A new case on BAILII from the outer House of the Court of Session (approximately equivalent to the High Court).
Batt had rented an industrial unit from Scarborough Development Company (Glasgow) Ltd in August 1995 for a term running until August 2020. The agreement contained the following break clause:
Notwithstanding the foregoing…either the Landlords or the Tenants shall be entitled to terminate this Lease on the tenth, fifteenth and twentieth anniversaries of the Date of Entry. The foregoing entitlements to terminate shall only be exercised in terms of this clause by serving written notice to this effect on the other party no less than six months prior to the relevant termination date (time being declared to be of the essence).
There was also a provision relating to the appropriate method for serving a notice:
All notices which require to be given in terms of this lease shall be in writing and shall be deemed to be sufficiently given if sent by first class recorded delivery post addressed…in the case of the Landlords, to the Landlords (if a body corporate) at their Registered or Head Office…or (in either case) to such other address as the Landlords may have notified in writing, and any such notice shall be deemed to have been served forty eight hours after the date on which the same was posted (excluding weekends and public and statutory holidays). In proving service, it shall be sufficient to prove that the envelope containing the notice was duly addressed to the Landlords…in accordance with this Clause and posted to the place to which it was so addressed.
SBP bought the business park on which the unit leased to Batt resided in May 2008 and therefore became the landlords. Batt were informed of this assignment of the landlord’s interest in writing on the same day by SBP’s lawyers. Separately, Spencer Holdings Plc (SH), who were part of the same company group as SBP although a distinct legal entity, wrote to Batt setting out details of rent payment and alos giving contact details of various parties to deal with in relation to matters associated with the tenancy. One of these contacts was a Joe Dempsey whose details were supplied under the heading “Tenancy Issues – Rent Reviews, lease renewals, applications for landlords consent, occupation enquiries“.
In January 2010 the Finance Director of Batt wrote a letter to Joe Dempsey at the offices of SH giving notice to end the tenancy under the break clause on the fifteenth anniversary of the Date of Entry. The letter was sent by special delivery and was signed for at SH’s end. On the same date the letter was sent to the email address previously given for Mr Dempsey.
SBP took advice and their solicitors wrote to Batt in early February denying the validity of the notice on the basis that the letter was addressed to SH and not SBP. Batt also took advice and their solicitor responded that the only mandatory requirement was that the break notice be served on the landlord and not actually sent to them specifically. In other words service on SH as SBP’s agent was sufficient. As the Court put it, “the battle lines were drawn”.
The Court considered the English cases of Mannai Investment Co Ltd v Eagle Star Life Assurance Co Ltd  AC 749 and Lay v Ackerman  EWCA Civ 184,  1 EGLR 139. In Mannai it was held that a break notice giving the wrong date would not necessarily be invalid because of a minor error.

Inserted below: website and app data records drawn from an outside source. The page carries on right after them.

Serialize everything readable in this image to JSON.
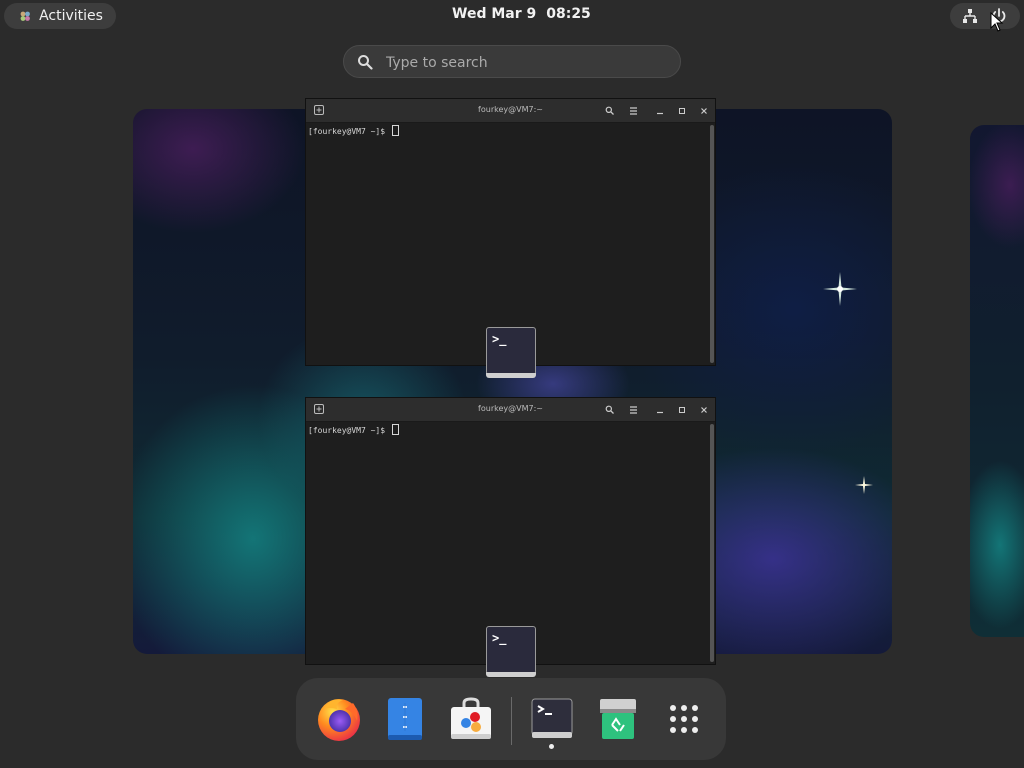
{
  "topbar": {
    "activities_label": "Activities",
    "clock_date": "Wed Mar 9",
    "clock_time": "08:25",
    "icons": [
      "network-icon",
      "power-icon"
    ]
  },
  "search": {
    "placeholder": "Type to search"
  },
  "windows": [
    {
      "title": "fourkey@VM7:~",
      "prompt": "[fourkey@VM7 ~]$ ",
      "app_icon": "terminal-icon"
    },
    {
      "title": "fourkey@VM7:~",
      "prompt": "[fourkey@VM7 ~]$ ",
      "app_icon": "terminal-icon"
    }
  ],
  "dock": {
    "items": [
      {
        "name": "firefox",
        "icon": "firefox-icon"
      },
      {
        "name": "files",
        "icon": "files-icon"
      },
      {
        "name": "software",
        "icon": "software-store-icon"
      },
      {
        "name": "terminal",
        "icon": "terminal-icon",
        "running": true
      },
      {
        "name": "trash",
        "icon": "trash-icon"
      },
      {
        "name": "show-apps",
        "icon": "app-grid-icon"
      }
    ]
  },
  "colors": {
    "panel": "#3d3d3d",
    "overview_bg": "#2b2b2b",
    "dock_bg": "#383838",
    "terminal_bg": "#1e1e1e",
    "titlebar": "#2d2d2d"
  }
}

The appropriate test was what a reasonable person would have understood by the notice. In Lay a counter-notice served by a landlord which misidentified the landlord survived on the basis of the same test. These cases have been interpreted in Scotland and while the position is accepted the Outer House (roughly equivalent to the Court of Appeal) has held in the case of Ben Cleuch Estates Ltd v Scottish Enterprise that a break notice which misidentified the landlord was invalid. In that case the Mannai test was never applied on the basi that the notice was simply improperly served.

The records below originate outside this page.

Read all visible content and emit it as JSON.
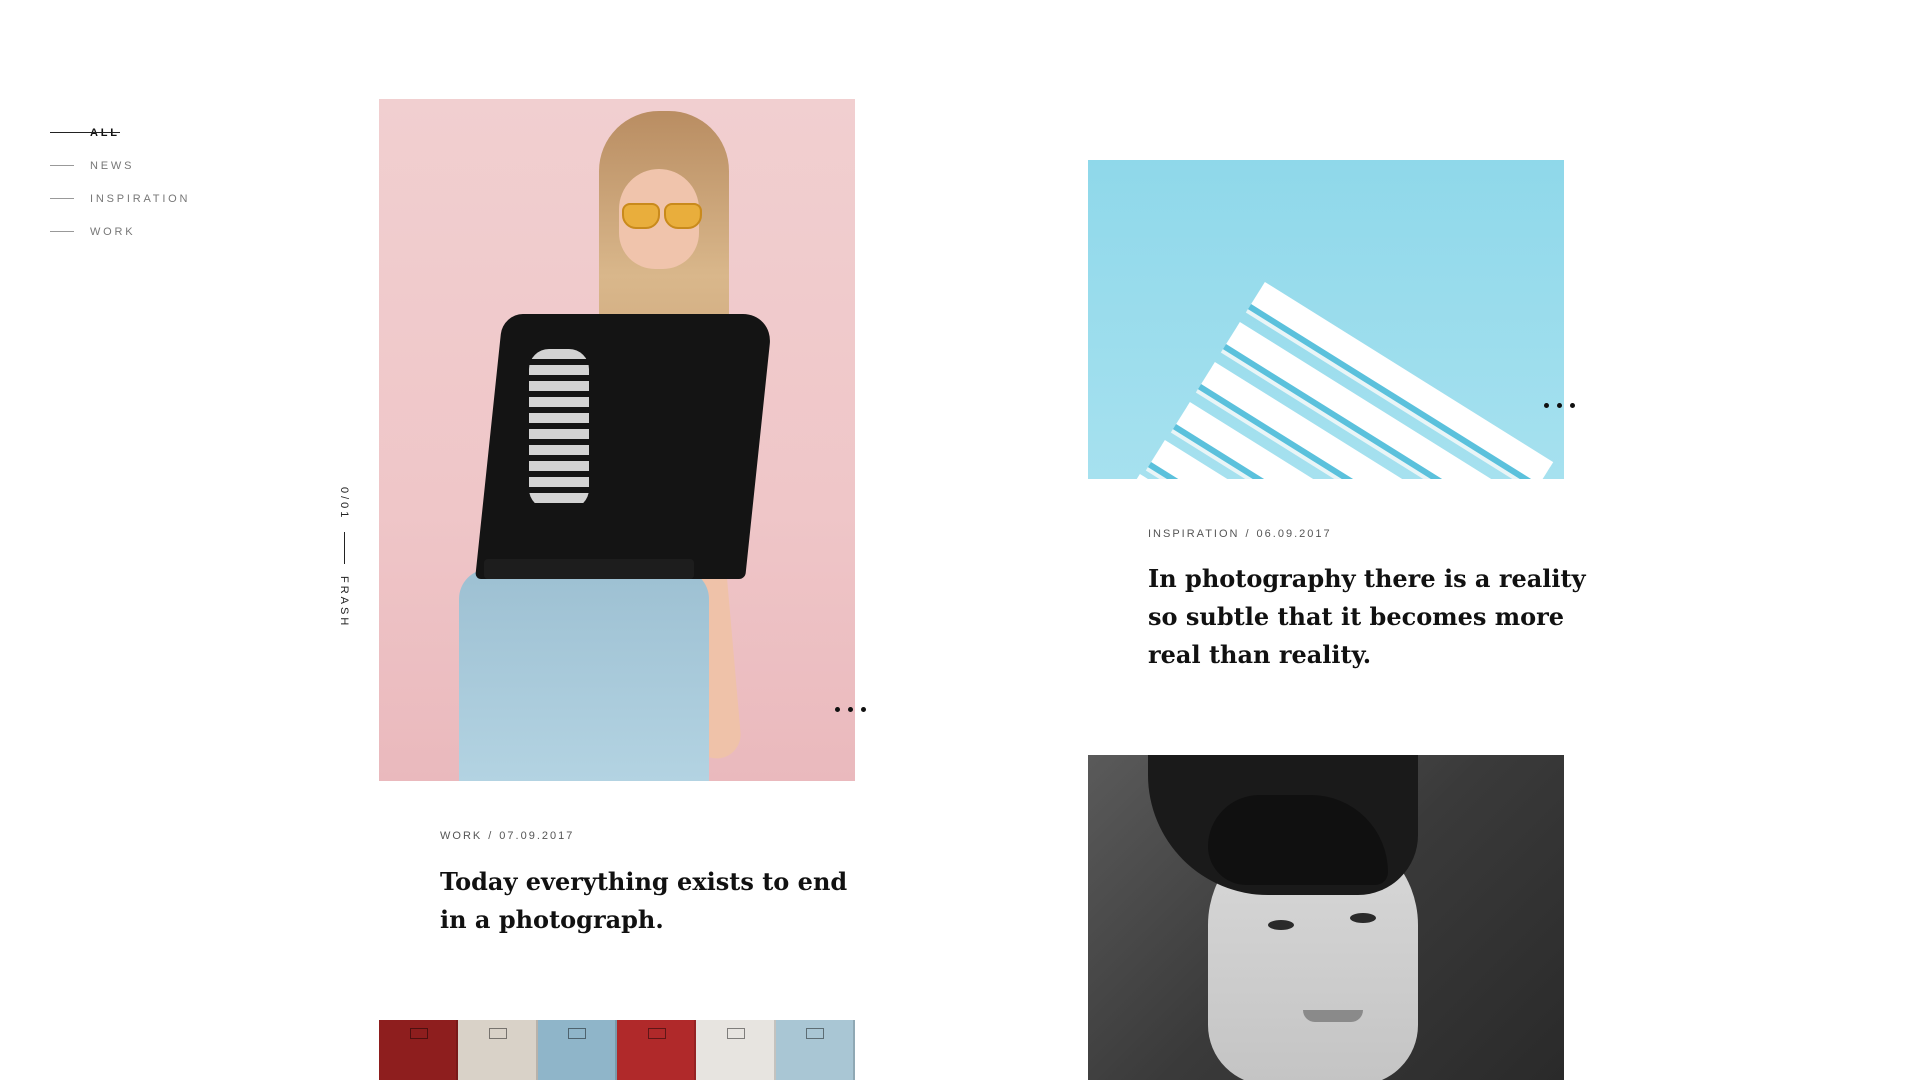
{
  "filters": [
    {
      "label": "All",
      "active": true
    },
    {
      "label": "News",
      "active": false
    },
    {
      "label": "Inspiration",
      "active": false
    },
    {
      "label": "Work",
      "active": false
    }
  ],
  "side_counter": {
    "index": "0/01",
    "label": "FRASH"
  },
  "cards": [
    {
      "category": "Work",
      "date": "07.09.2017",
      "title_line1": "Today everything exists to end",
      "title_line2": "in a photograph."
    },
    {
      "category": "Inspiration",
      "date": "06.09.2017",
      "title_line1": "In photography there is a reality",
      "title_line2": "so subtle that it becomes more",
      "title_line3": "real than reality."
    }
  ],
  "images": {
    "card1": "woman-pink-wall-photo",
    "card2": "blue-building-photo",
    "card3": "man-portrait-bw-photo",
    "card4": "colored-lockers-photo"
  },
  "colors": {
    "accent": "#111111",
    "pink_bg": "#efc6c8",
    "sky": "#8fd8ea",
    "lockers": [
      "#8e1e1e",
      "#d9d2c8",
      "#8fb5c9",
      "#b0292a",
      "#e7e4e0",
      "#a9c6d4"
    ]
  }
}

Batt sought to distinguish Ben Cleuch on the basis that the decision in that case was not a general rule of law but was, in fact, based on the specific wording of the lease in that case which made the serving of a notice on the landlord an absolute requirement. This was not the case here. The Court did not accept this position and held that the decision in Ben Cleuch was indeed a general statement of the law. The Court distinguished Lay from Ben Cleuch and this matter on the basis that in Lay the notice was being served by the landlord on the tenant and therefore the error in the landlord’s name was of lesser import as it could not have caused misunderstanding.
However, the appeal was actually allowed on the basis that SBP had identified Mr Dempsey as their agent for the purpose of receiving notices as this was an absolute requirement for the fulfilment of his declared function. Therefore the notice was valid by being served on the agent of the landlord.
The law in England and the law in Scotland may not be absolutely in accord on this issue. There is some question as to whether a misstatement of the receiving party’s name or service at the wrong address would necessarily invalidate a break notice in England. Batt is only a mildly persuasive case in England and is not binding authority. However, it is a point to be aware of and it should be noted that while errors of dates can be forgiven (although not in relation to statutory notices so this has no application for section 21 notices) errors of names are less likely to be treated so lightly, especially in Scotland.